Anyone can make a mistake, but this is just laziness.

Sunday
Oct262014

Some people deserve to get Ebola

The Ebola virus is currently spreading across West Africa and has infected as many as 10,000 people accross the region with approximately 4,922 fatalities. It is one of the most serious disease outbreaks in recent history. There is a vaccine being rushed through development, but there isn't adequate time to test it because it's needed immediately. However some protection is better than zero protection. But like all things medical there are always scoundrels out to cause harm with scaremongering, denial and general advocacy against health care.

HomeopathyPlus a sham operation based in Australia has reared it's ugly head with a petition to the World Health Organisation titled: WHO: End the suffering of the Ebola crisis. Test and distribute homeopathy as quickly as possible to contain the outbreaks.

The petition contains the usual lies and nonsense that we have come to expect from HomeopathyPlus:

We call on those within WHO in positions of authority and influence to:
1.  Look at homeopathy’s record in the treatment and prevention of serious epidemic disease
2.  Engage with qualified representatives from the homeopathic profession to formally identify thebest-indicated remedies
3.  Test those remedies to determine which are best for the treatment and prevention of Ebola
4.  Obtain supplies of those remedies from waiting and concerned homeopathic pharmacies
5.  Bring the outbreaks under control by distributing these remedies as quickly as possible throughout the affected areas.
Finally, please end the suffering of those in the Ebola crisis by using the tried and proven homeopathic option.

 

-HomeopathyPlus

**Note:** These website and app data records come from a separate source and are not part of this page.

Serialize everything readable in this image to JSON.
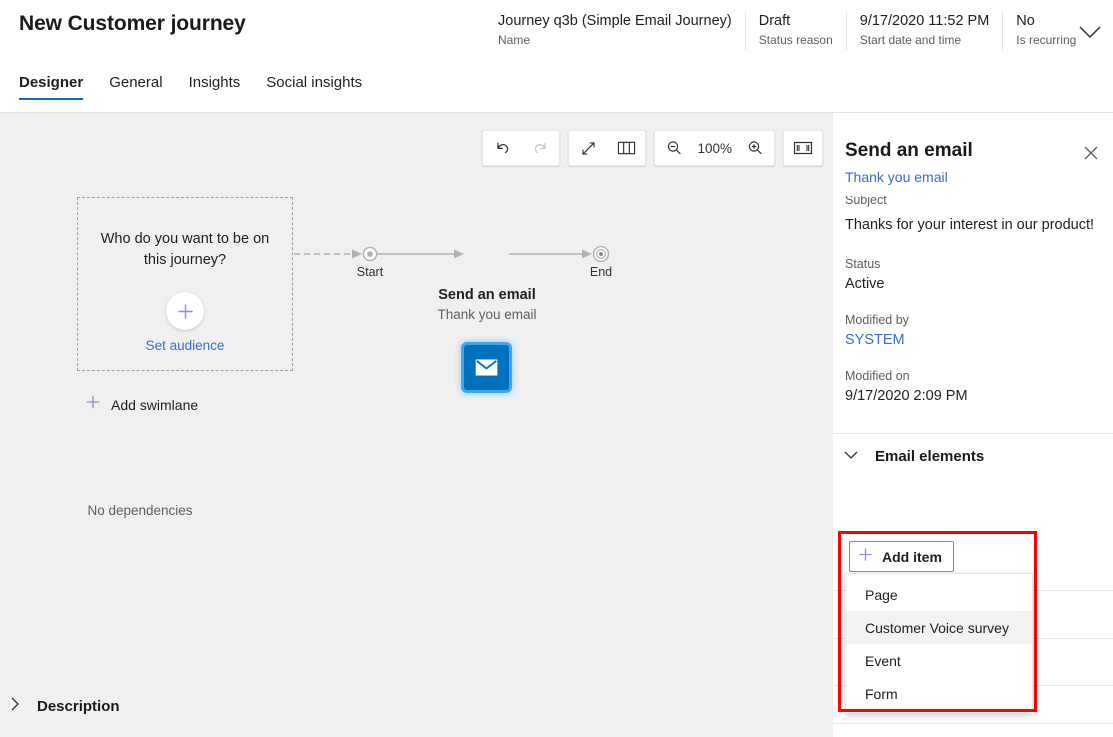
{
  "header": {
    "title": "New Customer journey",
    "meta": [
      {
        "value": "Journey q3b (Simple Email Journey)",
        "label": "Name"
      },
      {
        "value": "Draft",
        "label": "Status reason"
      },
      {
        "value": "9/17/2020 11:52 PM",
        "label": "Start date and time"
      },
      {
        "value": "No",
        "label": "Is recurring"
      }
    ],
    "expand_icon": "chevron-down-icon"
  },
  "tabs": [
    {
      "label": "Designer",
      "active": true
    },
    {
      "label": "General",
      "active": false
    },
    {
      "label": "Insights",
      "active": false
    },
    {
      "label": "Social insights",
      "active": false
    }
  ],
  "toolbar": {
    "undo": "undo-icon",
    "redo": "redo-icon",
    "expand": "expand-diagonal-icon",
    "minimap": "map-icon",
    "zoom_out": "zoom-out-icon",
    "zoom_level": "100%",
    "zoom_in": "zoom-in-icon",
    "fit_to_screen": "fit-to-screen-icon"
  },
  "canvas": {
    "audience": {
      "question": "Who do you want to be on this journey?",
      "plus_icon": "plus-icon",
      "link": "Set audience"
    },
    "start_label": "Start",
    "end_label": "End",
    "email_node": {
      "icon": "envelope-icon",
      "title": "Send an email",
      "subtitle": "Thank you email"
    },
    "add_swimlane": {
      "icon": "plus-icon",
      "label": "Add swimlane"
    }
  },
  "panel": {
    "title": "Send an email",
    "close_icon": "close-icon",
    "subtitle": "Thank you email",
    "fields": [
      {
        "label": "Subject",
        "value": "Thanks for your interest in our product!",
        "link": false
      },
      {
        "label": "Status",
        "value": "Active",
        "link": false
      },
      {
        "label": "Modified by",
        "value": "SYSTEM",
        "link": true
      },
      {
        "label": "Modified on",
        "value": "9/17/2020 2:09 PM",
        "link": false
      }
    ],
    "email_elements": {
      "chevron": "chevron-down-icon",
      "title": "Email elements",
      "empty_text": "No dependencies",
      "add_item": {
        "icon": "plus-icon",
        "label": "Add item"
      },
      "dropdown_options": [
        {
          "label": "Page",
          "hovered": false
        },
        {
          "label": "Customer Voice survey",
          "hovered": true
        },
        {
          "label": "Event",
          "hovered": false
        },
        {
          "label": "Form",
          "hovered": false
        }
      ]
    },
    "description_section": {
      "chevron": "chevron-right-icon",
      "title": "Description"
    }
  },
  "colors": {
    "accent": "#0f6cbd",
    "link": "#3b6ec6",
    "node_blue": "#0071bc",
    "node_glow": "#3fa5ef",
    "annotation_red": "#ff0000",
    "canvas_bg": "#f0f0f0"
  }
}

It may come as I surprise to some readers of this blog to learn that I am actually an expert on Homeopathy. I also hold the necessary qualifications needed to legally administer it; as in fuck all. So back in 2011 I used my expertise to strange a public suicide attempt, whereby members of Perth Skeptics took a large overdose of Homeopathic sleeping pills and still lived to tell the tale.

I filmed the event here:

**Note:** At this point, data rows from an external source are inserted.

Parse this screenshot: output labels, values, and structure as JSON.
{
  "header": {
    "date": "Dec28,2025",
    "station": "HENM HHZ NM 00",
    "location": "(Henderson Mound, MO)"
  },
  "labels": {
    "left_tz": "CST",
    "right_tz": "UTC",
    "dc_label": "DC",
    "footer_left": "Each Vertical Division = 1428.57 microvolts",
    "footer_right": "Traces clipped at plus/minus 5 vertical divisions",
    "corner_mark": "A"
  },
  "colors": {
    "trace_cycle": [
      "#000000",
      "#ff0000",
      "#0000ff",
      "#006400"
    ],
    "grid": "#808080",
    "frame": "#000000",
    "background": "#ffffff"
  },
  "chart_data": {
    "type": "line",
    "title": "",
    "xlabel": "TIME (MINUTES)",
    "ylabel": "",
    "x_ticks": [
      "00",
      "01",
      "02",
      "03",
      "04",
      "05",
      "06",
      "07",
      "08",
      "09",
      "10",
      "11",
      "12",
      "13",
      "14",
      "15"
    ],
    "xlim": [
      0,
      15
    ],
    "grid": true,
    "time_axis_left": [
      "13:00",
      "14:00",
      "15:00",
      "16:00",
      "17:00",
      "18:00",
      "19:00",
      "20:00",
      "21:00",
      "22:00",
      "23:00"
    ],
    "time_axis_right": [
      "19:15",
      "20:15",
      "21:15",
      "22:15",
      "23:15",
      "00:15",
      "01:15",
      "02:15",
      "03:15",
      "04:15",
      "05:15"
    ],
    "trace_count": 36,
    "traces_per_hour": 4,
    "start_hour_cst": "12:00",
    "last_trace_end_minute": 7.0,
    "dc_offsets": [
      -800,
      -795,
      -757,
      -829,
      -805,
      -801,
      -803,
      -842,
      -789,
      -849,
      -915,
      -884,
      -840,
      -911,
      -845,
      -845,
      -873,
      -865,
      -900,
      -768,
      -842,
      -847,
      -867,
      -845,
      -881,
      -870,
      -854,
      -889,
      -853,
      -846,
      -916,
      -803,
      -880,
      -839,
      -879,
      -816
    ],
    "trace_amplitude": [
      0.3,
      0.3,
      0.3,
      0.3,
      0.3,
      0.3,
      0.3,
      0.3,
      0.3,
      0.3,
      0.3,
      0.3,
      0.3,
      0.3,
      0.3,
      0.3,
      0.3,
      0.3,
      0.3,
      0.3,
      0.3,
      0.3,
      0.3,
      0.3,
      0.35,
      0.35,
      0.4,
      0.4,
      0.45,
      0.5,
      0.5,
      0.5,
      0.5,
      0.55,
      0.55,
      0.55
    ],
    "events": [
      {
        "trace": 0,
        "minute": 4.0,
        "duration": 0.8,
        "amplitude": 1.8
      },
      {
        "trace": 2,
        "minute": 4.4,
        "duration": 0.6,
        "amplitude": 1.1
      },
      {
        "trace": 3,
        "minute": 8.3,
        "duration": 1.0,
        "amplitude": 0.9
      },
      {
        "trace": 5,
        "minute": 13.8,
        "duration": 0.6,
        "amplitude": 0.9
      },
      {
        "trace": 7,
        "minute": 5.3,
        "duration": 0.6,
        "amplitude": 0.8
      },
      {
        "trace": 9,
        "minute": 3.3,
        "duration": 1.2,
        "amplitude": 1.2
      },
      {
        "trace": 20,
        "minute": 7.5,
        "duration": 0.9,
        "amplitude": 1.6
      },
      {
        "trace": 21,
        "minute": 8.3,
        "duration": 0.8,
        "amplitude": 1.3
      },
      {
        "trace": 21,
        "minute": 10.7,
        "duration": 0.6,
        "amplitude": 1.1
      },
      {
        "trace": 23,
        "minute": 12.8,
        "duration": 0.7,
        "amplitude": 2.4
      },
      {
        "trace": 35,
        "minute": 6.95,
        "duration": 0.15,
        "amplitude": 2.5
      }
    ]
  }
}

We were able to conduct this overdose safely because Homeopathy is a placebo product. The pills we took contained nothing more than a little sugar, and a hefty price tag. Yet, shonks like HomeopathyPlus and the Homeopathic industry in general are lining up to make some fast cash from the suffering of Ebola victims. The real harm to the victims are not only financial but sometimes a patient will forego medical treatment in favor of witchcraft as was the case with Penelope Dingle.  

There are currently 4,652 signatures on the petition calling for Homeopathy to be used in place of medicine. That's 4,652 people who support taking advantage of the Ebola outbreak to cash in on the scam. Perhaps if these people got a good dose of Ebola themselves they might not be so quick to take advantage of the situation. I wouldn't normally wish Ebola upon anyone, but in the case of scammers and cheats I'll make an exception.

See Also: Not even a trace of evidence for homeopathy -Australian Medical Association